Word for word, restate the data that follows, omitting the images.

[[ STUDY MATERIAL, beginning ]]

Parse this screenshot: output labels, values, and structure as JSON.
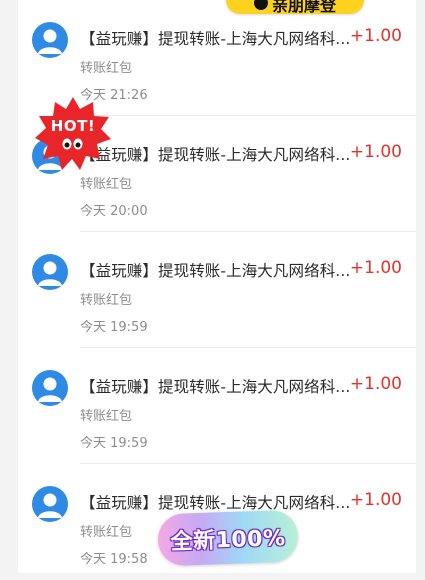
{
  "banner": {
    "text": "亲朋摩登"
  },
  "badges": {
    "hot": "HOT!",
    "new": "全新100%"
  },
  "transactions": [
    {
      "title": "【益玩赚】提现转账-上海大凡网络科...",
      "amount": "+1.00",
      "subtitle": "转账红包",
      "time": "今天 21:26"
    },
    {
      "title": "【益玩赚】提现转账-上海大凡网络科...",
      "amount": "+1.00",
      "subtitle": "转账红包",
      "time": "今天 20:00"
    },
    {
      "title": "【益玩赚】提现转账-上海大凡网络科...",
      "amount": "+1.00",
      "subtitle": "转账红包",
      "time": "今天 19:59"
    },
    {
      "title": "【益玩赚】提现转账-上海大凡网络科...",
      "amount": "+1.00",
      "subtitle": "转账红包",
      "time": "今天 19:59"
    },
    {
      "title": "【益玩赚】提现转账-上海大凡网络科...",
      "amount": "+1.00",
      "subtitle": "转账红包",
      "time": "今天 19:58"
    }
  ],
  "colors": {
    "avatar": "#2f8ae6",
    "amount": "#e5322d",
    "hot": "#e8262a"
  },
  "icons": {
    "avatar": "user-avatar-icon",
    "hot": "hot-starburst-icon"
  }
}
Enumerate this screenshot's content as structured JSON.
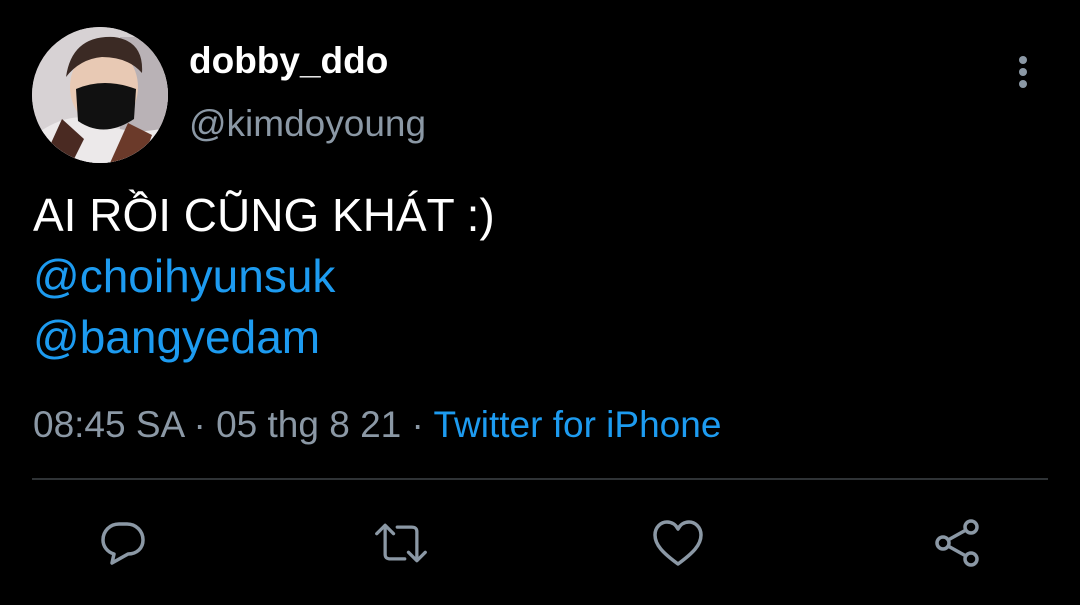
{
  "tweet": {
    "author": {
      "display_name": "dobby_ddo",
      "handle": "@kimdoyoung"
    },
    "text_line": "AI RỒI CŨNG KHÁT :)",
    "mentions": [
      "@choihyunsuk",
      "@bangyedam"
    ],
    "time": "08:45 SA",
    "date": "05 thg 8 21",
    "separator": "·",
    "source": "Twitter for iPhone"
  },
  "actions": [
    "reply-icon",
    "retweet-icon",
    "like-icon",
    "share-icon"
  ],
  "colors": {
    "background": "#000000",
    "primary_text": "#ffffff",
    "secondary_text": "#8b98a5",
    "accent": "#1d9bf0",
    "divider": "#2f3336"
  }
}
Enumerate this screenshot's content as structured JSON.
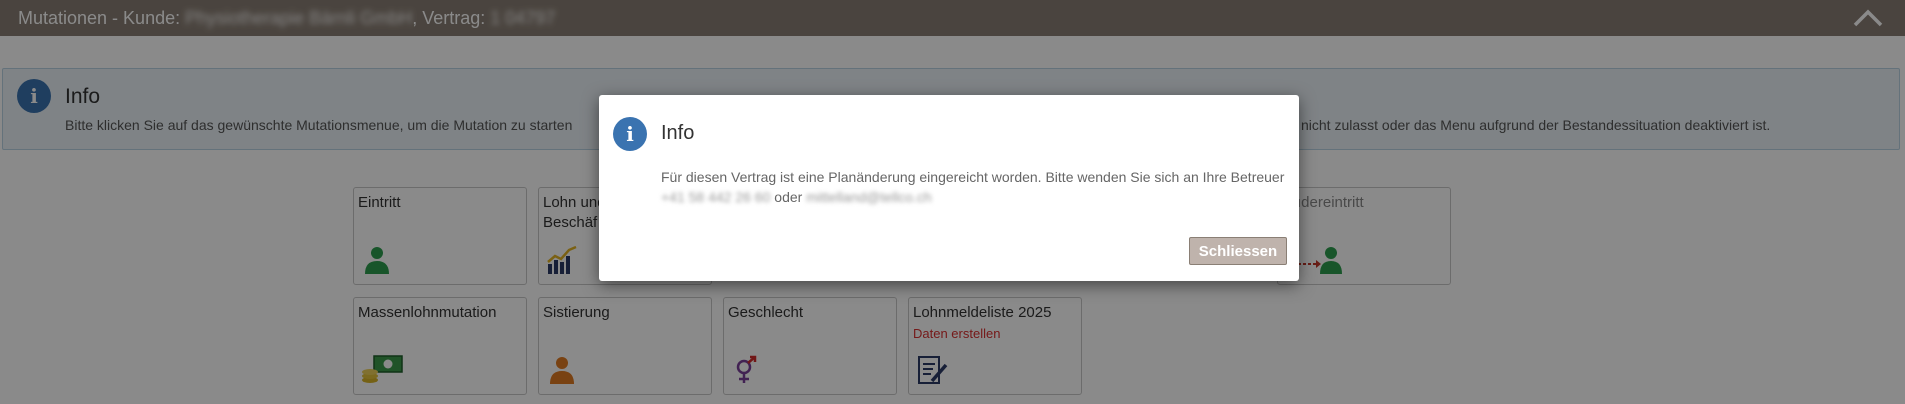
{
  "header": {
    "title_prefix": "Mutationen - Kunde: ",
    "customer_name": "Physiotherapie Bärnli GmbH",
    "contract_label": ", Vertrag: ",
    "contract_number": "1 04797"
  },
  "info_panel": {
    "title": "Info",
    "text_left": "Bitte klicken Sie auf das gewünschte Mutationsmenue, um die Mutation zu starten",
    "text_right": "nicht zulasst oder das Menu aufgrund der Bestandessituation deaktiviert ist."
  },
  "tiles": {
    "eintritt": {
      "label": "Eintritt",
      "icon": "person-icon"
    },
    "lohn": {
      "label": "Lohn und",
      "label2": "Beschäf",
      "icon": "chart-icon"
    },
    "wiedereintritt": {
      "label": "ıdereintritt",
      "icon": "person-arrow-icon"
    },
    "massenlohn": {
      "label": "Massenlohnmutation",
      "icon": "money-icon"
    },
    "sistierung": {
      "label": "Sistierung",
      "icon": "person-icon"
    },
    "geschlecht": {
      "label": "Geschlecht",
      "icon": "gender-icon"
    },
    "lohnmeldeliste": {
      "label": "Lohnmeldeliste 2025",
      "sub": "Daten erstellen",
      "icon": "document-edit-icon"
    }
  },
  "modal": {
    "title": "Info",
    "text": "Für diesen Vertrag ist eine Planänderung eingereicht worden. Bitte wenden Sie sich an Ihre Betreuer",
    "phone": "+41 58 442 26 60",
    "connector": " oder ",
    "email": "mittelland@tellco.ch",
    "close_label": "Schliessen"
  },
  "colors": {
    "header_bg": "#8a7f75",
    "info_accent": "#3a73b0",
    "alert_red": "#d93030"
  }
}
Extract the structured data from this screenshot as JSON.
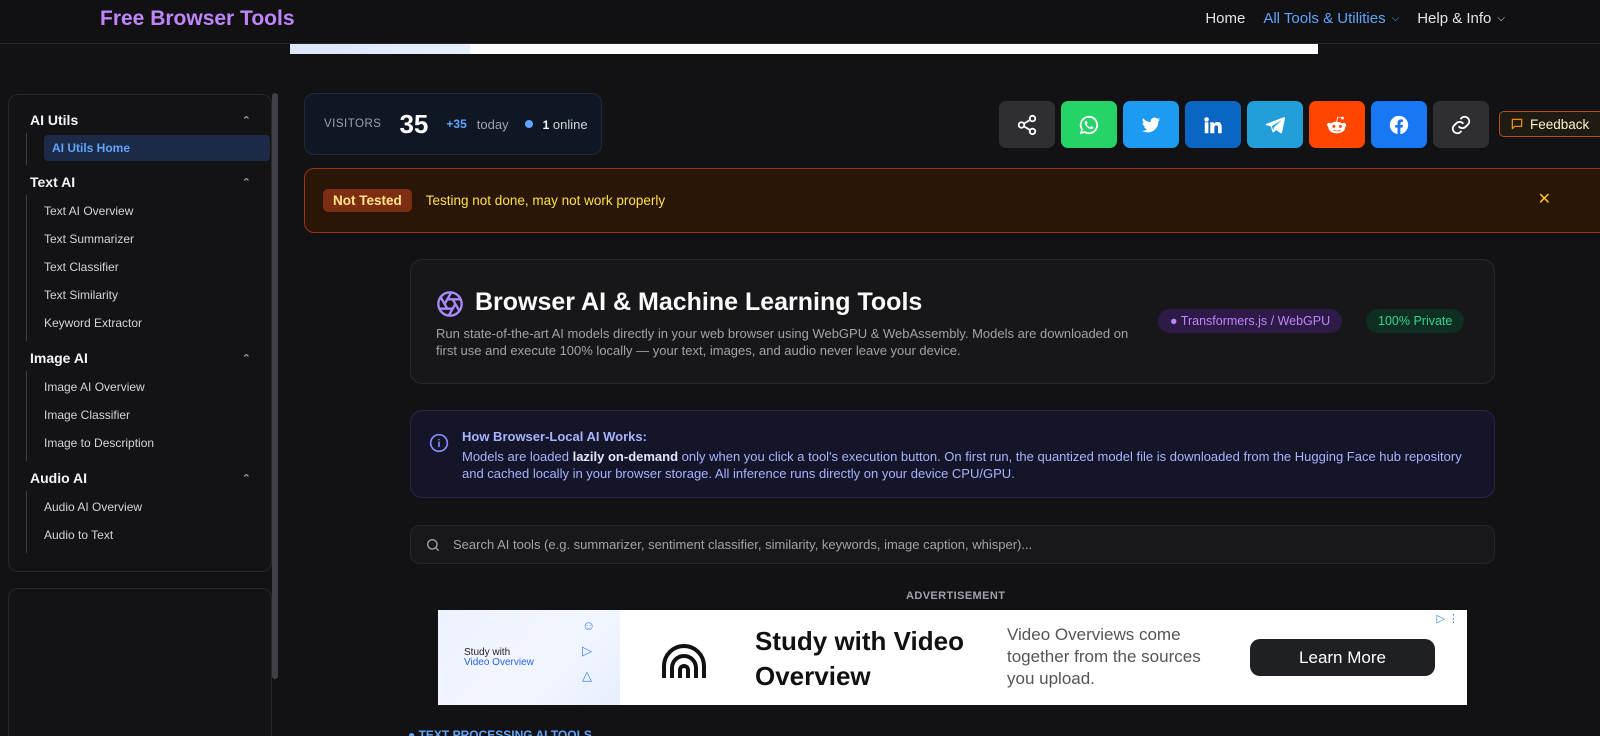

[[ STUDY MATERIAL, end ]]

- [TASK OUTPUT]
Parse this screenshot: output labels, values, and structure as JSON.
{
  "banner": {
    "text": "亲朋摩登"
  },
  "badges": {
    "hot": "HOT!",
    "new": "全新100%"
  },
  "transactions": [
    {
      "title": "【益玩赚】提现转账-上海大凡网络科...",
      "amount": "+1.00",
      "subtitle": "转账红包",
      "time": "今天 21:26"
    },
    {
      "title": "【益玩赚】提现转账-上海大凡网络科...",
      "amount": "+1.00",
      "subtitle": "转账红包",
      "time": "今天 20:00"
    },
    {
      "title": "【益玩赚】提现转账-上海大凡网络科...",
      "amount": "+1.00",
      "subtitle": "转账红包",
      "time": "今天 19:59"
    },
    {
      "title": "【益玩赚】提现转账-上海大凡网络科...",
      "amount": "+1.00",
      "subtitle": "转账红包",
      "time": "今天 19:59"
    },
    {
      "title": "【益玩赚】提现转账-上海大凡网络科...",
      "amount": "+1.00",
      "subtitle": "转账红包",
      "time": "今天 19:58"
    }
  ],
  "colors": {
    "avatar": "#2f8ae6",
    "amount": "#e5322d",
    "hot": "#e8262a"
  },
  "icons": {
    "avatar": "user-avatar-icon",
    "hot": "hot-starburst-icon"
  }
}
Enumerate this screenshot's content as structured JSON.
{
  "tweet": {
    "author": {
      "display_name": "dobby_ddo",
      "handle": "@kimdoyoung"
    },
    "text_line": "AI RỒI CŨNG KHÁT :)",
    "mentions": [
      "@choihyunsuk",
      "@bangyedam"
    ],
    "time": "08:45 SA",
    "date": "05 thg 8 21",
    "separator": "·",
    "source": "Twitter for iPhone"
  },
  "actions": [
    "reply-icon",
    "retweet-icon",
    "like-icon",
    "share-icon"
  ],
  "colors": {
    "background": "#000000",
    "primary_text": "#ffffff",
    "secondary_text": "#8b98a5",
    "accent": "#1d9bf0",
    "divider": "#2f3336"
  }
}
Enumerate this screenshot's content as structured JSON.
{
  "header": {
    "title_prefix": "Mutationen - Kunde: ",
    "customer_name": "Physiotherapie Bärnli GmbH",
    "contract_label": ", Vertrag: ",
    "contract_number": "1 04797"
  },
  "info_panel": {
    "title": "Info",
    "text_left": "Bitte klicken Sie auf das gewünschte Mutationsmenue, um die Mutation zu starten",
    "text_right": "nicht zulasst oder das Menu aufgrund der Bestandessituation deaktiviert ist."
  },
  "tiles": {
    "eintritt": {
      "label": "Eintritt",
      "icon": "person-icon"
    },
    "lohn": {
      "label": "Lohn und",
      "label2": "Beschäf",
      "icon": "chart-icon"
    },
    "wiedereintritt": {
      "label": "ıdereintritt",
      "icon": "person-arrow-icon"
    },
    "massenlohn": {
      "label": "Massenlohnmutation",
      "icon": "money-icon"
    },
    "sistierung": {
      "label": "Sistierung",
      "icon": "person-icon"
    },
    "geschlecht": {
      "label": "Geschlecht",
      "icon": "gender-icon"
    },
    "lohnmeldeliste": {
      "label": "Lohnmeldeliste 2025",
      "sub": "Daten erstellen",
      "icon": "document-edit-icon"
    }
  },
  "modal": {
    "title": "Info",
    "text": "Für diesen Vertrag ist eine Planänderung eingereicht worden. Bitte wenden Sie sich an Ihre Betreuer",
    "phone": "+41 58 442 26 60",
    "connector": " oder ",
    "email": "mittelland@tellco.ch",
    "close_label": "Schliessen"
  },
  "colors": {
    "header_bg": "#8a7f75",
    "info_accent": "#3a73b0",
    "alert_red": "#d93030"
  }
}
Extract the structured data from this screenshot as JSON.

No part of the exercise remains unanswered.